There are probably about 843,000 simple twirl skirt tutorials out there, so I thought, "Let's give the world one more!" For better or worse... I'll try to make it fun and exciting. And if you're just starting to sew, this is a great place to start. You're only working with rectangles. Easy-peasy!
This pink on pink on pink skirt is for one of our dear little friends. So Bella, the surprise is ruined, but you have something to look forward to!
Bella is a pink fanatic, so I rifled through my stash to find all my cutest pink options for her. I came up with four great ones. Behold this wealth of pink goodness!
So lovely, huh?
For my skirt, I wanted it to be roughly 16 inches long and have a 20 inch waist. If you want yours longer, then cut your rectangles longer (but you can keep them 10 inches wide). With the 10-inch width, you'll get a nice, full, very twirly skirt. Oh man, it's going to be great!
Four different fabrics, cut into 10 inch by 16 inch rectangles-- two each (total of eight rectangles)
One strip of fabric, 4 inches by waist measurement plus 4 inches
Dritz Wonder Tape
1/2-inch elastic, the length of your waist measurement
Basic sewing gear
Cut out all your pieces (rectangles). Then sit and admire the beauty of the fabric. Sigh... It's so gaw-geous.
Decide how you want to arrange your fabrics then start sewing the long sides together. I finished each seam with a zig-zag stitch. When you get to your last rectangle, sew it to the first one, so you get a nice big loop.
On the bottom edge, fold over 1/4-inch and press; then another 1/4 inch. Press. This is your hem
Stitch this up. Now you've finished one raw edge. Only the top to go!
Sew a gathering stitch along the top (raw) edge. Remember, you have about 80 inches of fabric to gather, so I like to do it this way: I grab the top thread of both sides and gather simultaneously. Since your skirt is made of panels, you know where the center is. By gathering both sides up, it's easier to get your gathers even.
See how, when I fold it in half, the two sides are the same length?

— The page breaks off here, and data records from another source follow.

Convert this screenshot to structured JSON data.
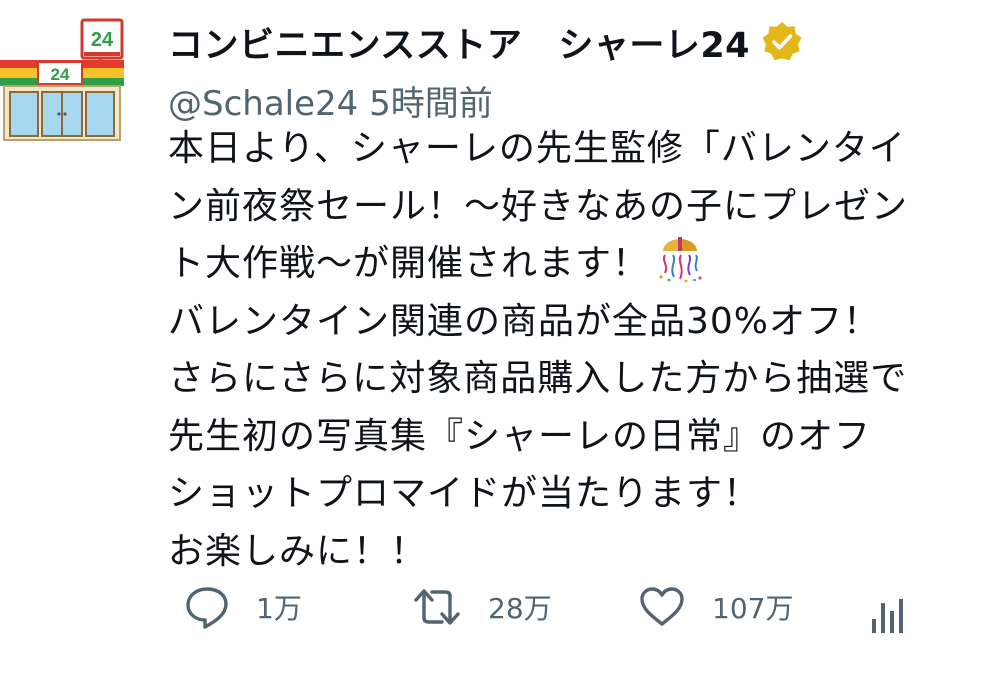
{
  "tweet": {
    "author": {
      "display_name_part1": "コンビニエンスストア",
      "display_name_part2": "シャーレ24",
      "handle": "@Schale24",
      "time_ago": "5時間前",
      "verified": true,
      "avatar_sign_text": "24",
      "avatar_store_text": "24"
    },
    "body_lines": [
      "本日より、シャーレの先生監修「バレンタイ",
      "ン前夜祭セール！～好きなあの子にプレゼン",
      "ト大作戦～が開催されます！",
      "バレンタイン関連の商品が全品30%オフ！",
      "さらにさらに対象商品購入した方から抽選で",
      "先生初の写真集『シャーレの日常』のオフ",
      "ショットプロマイドが当たります！",
      "お楽しみに！！"
    ],
    "metrics": {
      "replies": "1万",
      "retweets": "28万",
      "likes": "107万"
    }
  },
  "icons": {
    "avatar": "convenience-store-icon",
    "badge": "verified-badge-icon",
    "emoji": "party-popper-confetti-icon",
    "reply": "reply-bubble-icon",
    "retweet": "retweet-icon",
    "like": "heart-icon",
    "views": "analytics-bars-icon"
  },
  "colors": {
    "text_primary": "#0f1419",
    "text_secondary": "#536471",
    "badge_gold": "#e2b719",
    "store_red": "#e23b2e",
    "store_green": "#2f9e44",
    "store_yellow": "#f6c12b",
    "store_glass": "#a8d8f0"
  }
}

You want to gather your skirt until it's the waist measurement plus 4 inches. (Oops! This pic shows my waist measurement plus 2. That works, too. It just gives a little less room for squeezing in.)
I also like to trim off some of those extra frayed edges that happen when you gather.
Take your waistband strip and sew short edges, right sides together, to make a loop. Pin it, right sides together, to the top of your skirt.
It looks like this...
... then when you flip it up, you have this.
Now fold that top raw edge in a 1/2 inch. Press.
Here comes my waistband cheat. Ready for it?? Okay... see how you have two lines of stitches at the top of your gathered skirt part? The top is the gathering stitch (which you can pull out if you want, but it will be hidden, so I wouldn't waste my time). The bottom is what's holding your skirt and waistband together. Focus on that one.
You want to enclose all that gathering and stitching in your waistband, but you'd also like a nice, non-wonky stitch on the outside of your waistband. So how do you fold that waistband down and ensure it stays in place, so you can stitch, looking at the outside of the waistband? WONDER TAPE!!!
Take your Wonder Tape and run it along that bottom line of stitches.
Then fold your waistband over and press it down onto the tape, so it's just covering the stitches. You don't want to see those stitches.
Now flip your skirt right side out and top stitch the waistband, close to the skirt, leaving an opening through which to insert your elastic. When you finish, you'll see the Wonder Tape has allowed you to catch both sides of the waistband. You didn't have to mess with pins or picking stitches because you missed the back side of the fabric.
I guess cheating does sometimes pay off. ;)
At this point, I like to press the waistband and topstitch the top. It's not necessary, but I think it looks nice.
Then take a safety pin and thread the elastic through your opening. (You probably have Wonder Tape keeping it semi-closed. Just pry it apart.)
When you get the elastic through, stitch it together. I like to use a zig-zag stitch and backstitch a bunch of times. It doesn't have to be pretty; it just has to hold. Then close up the opening and you are finished!!
Go outside and take a picture of the finished product because it's January in the Chicagoland area and it's amazingly mild, and you need to take advantage of it! ;)
Again, Bella, I hope you love it. Send us some pictures of you twirling in your new skirt!